Julian Schnabel is an American painter whose style was part of the Neo-Expressionist movement of the 1980s. His works with their excessive mixed media, self-consciously gestural brushwork, and crude figuration aligned with the trend of the era to push back against the previous decade’s reliance on minimalism and conceptualism.
Pascin Pig Passin Time is part of his broken plate series of paintings. Inspired by the trencadís (or broken tile mosaic) of Gaudí, this series of works brought theatricality and process back to mainstream painting. The broken ceramics give Schnabel an assertive and textural surface in which to create large-scale works that captured the brash and audacious period of the 1980s.

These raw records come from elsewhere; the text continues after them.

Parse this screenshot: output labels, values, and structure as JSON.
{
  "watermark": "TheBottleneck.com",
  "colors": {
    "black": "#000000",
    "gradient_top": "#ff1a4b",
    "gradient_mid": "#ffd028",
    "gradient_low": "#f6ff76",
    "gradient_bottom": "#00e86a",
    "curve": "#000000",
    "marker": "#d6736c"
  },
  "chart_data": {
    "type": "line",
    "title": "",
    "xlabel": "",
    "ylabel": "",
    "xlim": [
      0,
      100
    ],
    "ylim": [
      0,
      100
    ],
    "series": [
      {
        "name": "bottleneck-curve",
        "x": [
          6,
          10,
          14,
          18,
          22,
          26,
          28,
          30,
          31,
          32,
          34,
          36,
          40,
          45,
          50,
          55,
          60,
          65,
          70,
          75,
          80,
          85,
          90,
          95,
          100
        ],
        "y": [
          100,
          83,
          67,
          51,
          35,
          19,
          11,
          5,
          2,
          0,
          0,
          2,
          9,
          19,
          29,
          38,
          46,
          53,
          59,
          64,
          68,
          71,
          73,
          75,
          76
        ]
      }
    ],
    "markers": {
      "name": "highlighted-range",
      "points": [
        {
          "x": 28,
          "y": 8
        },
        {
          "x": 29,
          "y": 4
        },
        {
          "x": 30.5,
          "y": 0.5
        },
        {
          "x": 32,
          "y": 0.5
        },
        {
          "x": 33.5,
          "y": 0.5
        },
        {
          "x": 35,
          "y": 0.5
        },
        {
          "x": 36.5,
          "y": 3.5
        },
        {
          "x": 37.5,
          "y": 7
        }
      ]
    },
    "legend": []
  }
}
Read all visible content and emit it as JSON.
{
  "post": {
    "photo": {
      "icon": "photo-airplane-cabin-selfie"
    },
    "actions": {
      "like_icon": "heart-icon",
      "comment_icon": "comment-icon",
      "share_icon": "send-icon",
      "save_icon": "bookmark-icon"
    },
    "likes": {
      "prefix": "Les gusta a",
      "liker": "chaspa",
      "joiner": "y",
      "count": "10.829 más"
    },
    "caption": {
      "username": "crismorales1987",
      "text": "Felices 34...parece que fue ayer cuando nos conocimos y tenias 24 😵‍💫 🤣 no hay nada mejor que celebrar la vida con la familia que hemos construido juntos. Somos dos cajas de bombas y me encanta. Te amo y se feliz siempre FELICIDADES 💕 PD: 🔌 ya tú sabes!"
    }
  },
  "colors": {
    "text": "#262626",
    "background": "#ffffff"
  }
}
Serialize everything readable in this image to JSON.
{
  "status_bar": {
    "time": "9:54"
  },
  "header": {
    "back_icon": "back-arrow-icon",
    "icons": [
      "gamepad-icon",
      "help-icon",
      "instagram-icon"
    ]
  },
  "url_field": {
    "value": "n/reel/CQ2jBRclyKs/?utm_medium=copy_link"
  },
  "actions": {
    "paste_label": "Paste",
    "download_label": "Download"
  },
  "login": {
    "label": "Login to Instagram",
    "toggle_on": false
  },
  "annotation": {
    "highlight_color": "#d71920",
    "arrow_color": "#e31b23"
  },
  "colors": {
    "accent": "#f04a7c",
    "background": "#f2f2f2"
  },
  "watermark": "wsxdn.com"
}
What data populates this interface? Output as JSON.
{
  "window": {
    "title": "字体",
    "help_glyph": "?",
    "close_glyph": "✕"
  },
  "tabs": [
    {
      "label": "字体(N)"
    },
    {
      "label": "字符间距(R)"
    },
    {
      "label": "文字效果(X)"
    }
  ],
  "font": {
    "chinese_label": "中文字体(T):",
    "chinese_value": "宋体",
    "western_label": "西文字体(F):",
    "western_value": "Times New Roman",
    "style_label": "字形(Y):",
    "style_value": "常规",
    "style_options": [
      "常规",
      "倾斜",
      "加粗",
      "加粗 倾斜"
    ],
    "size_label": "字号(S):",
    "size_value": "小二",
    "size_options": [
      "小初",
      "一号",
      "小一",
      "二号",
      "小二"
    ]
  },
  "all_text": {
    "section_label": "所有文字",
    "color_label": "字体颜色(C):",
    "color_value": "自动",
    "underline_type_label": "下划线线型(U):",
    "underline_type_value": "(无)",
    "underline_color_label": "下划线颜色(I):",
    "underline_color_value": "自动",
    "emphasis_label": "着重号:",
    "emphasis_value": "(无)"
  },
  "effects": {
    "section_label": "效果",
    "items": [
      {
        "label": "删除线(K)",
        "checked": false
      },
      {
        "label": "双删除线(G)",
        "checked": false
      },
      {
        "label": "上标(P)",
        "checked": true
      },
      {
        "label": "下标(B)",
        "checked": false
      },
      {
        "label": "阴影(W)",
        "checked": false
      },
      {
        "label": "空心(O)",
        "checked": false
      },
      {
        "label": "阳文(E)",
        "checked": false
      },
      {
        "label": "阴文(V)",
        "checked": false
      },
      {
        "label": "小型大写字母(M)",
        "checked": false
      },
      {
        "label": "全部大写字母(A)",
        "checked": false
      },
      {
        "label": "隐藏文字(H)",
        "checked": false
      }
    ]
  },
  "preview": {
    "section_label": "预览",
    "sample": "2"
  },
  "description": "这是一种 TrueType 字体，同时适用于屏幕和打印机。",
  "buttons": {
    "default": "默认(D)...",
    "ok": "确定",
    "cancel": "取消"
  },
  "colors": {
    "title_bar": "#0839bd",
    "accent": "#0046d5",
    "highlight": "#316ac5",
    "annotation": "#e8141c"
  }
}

Colossal would be an understatement for Nicknames of Maitre D’s, in size and in concept. The triptych is a riot of oil, dirt, and modeling paste on velvet, a favorite textile of Schnabel. The velvet absorbs light, making way for luminescent color, while also speaking to the era’s postmodern embrace of kitsch in its reference to velvet paintings. Nicknames of Maitre D’s recalls his memories in nightclubs like Max’s Kansas City and Bhavanda Lounge where the viewer can see references to neon tubes, jukeboxes, dancing, and graffiti. Writ large in the painting are the European influences on Schnabel – Anselm Kiefer, Sigmar Polke, and Joseph Beuys – in his use of unconventional material and layered imagery. In short, this painting is exemplary of Schnabel’s process and style, right down to the humorous reference that he is in the know having learned the nicknames of maître d’s.
The two Untitled paintings represent another evolution in Schnabel’s process. Continuing to paint on unusual supports, in this case dropcloth, Schnabel has matured into a deeper exploration of paint and materiality combining oil, resin, gesso, fabric, and leather.
Monumental in scale, Schnabel’s paintings break free of conventional restraint. With his mercurial and alchemical vision and through unconventional materials, he transforms his paintings into edifices brimming with symbolism while still aligning itself with the grand European tradition of painting.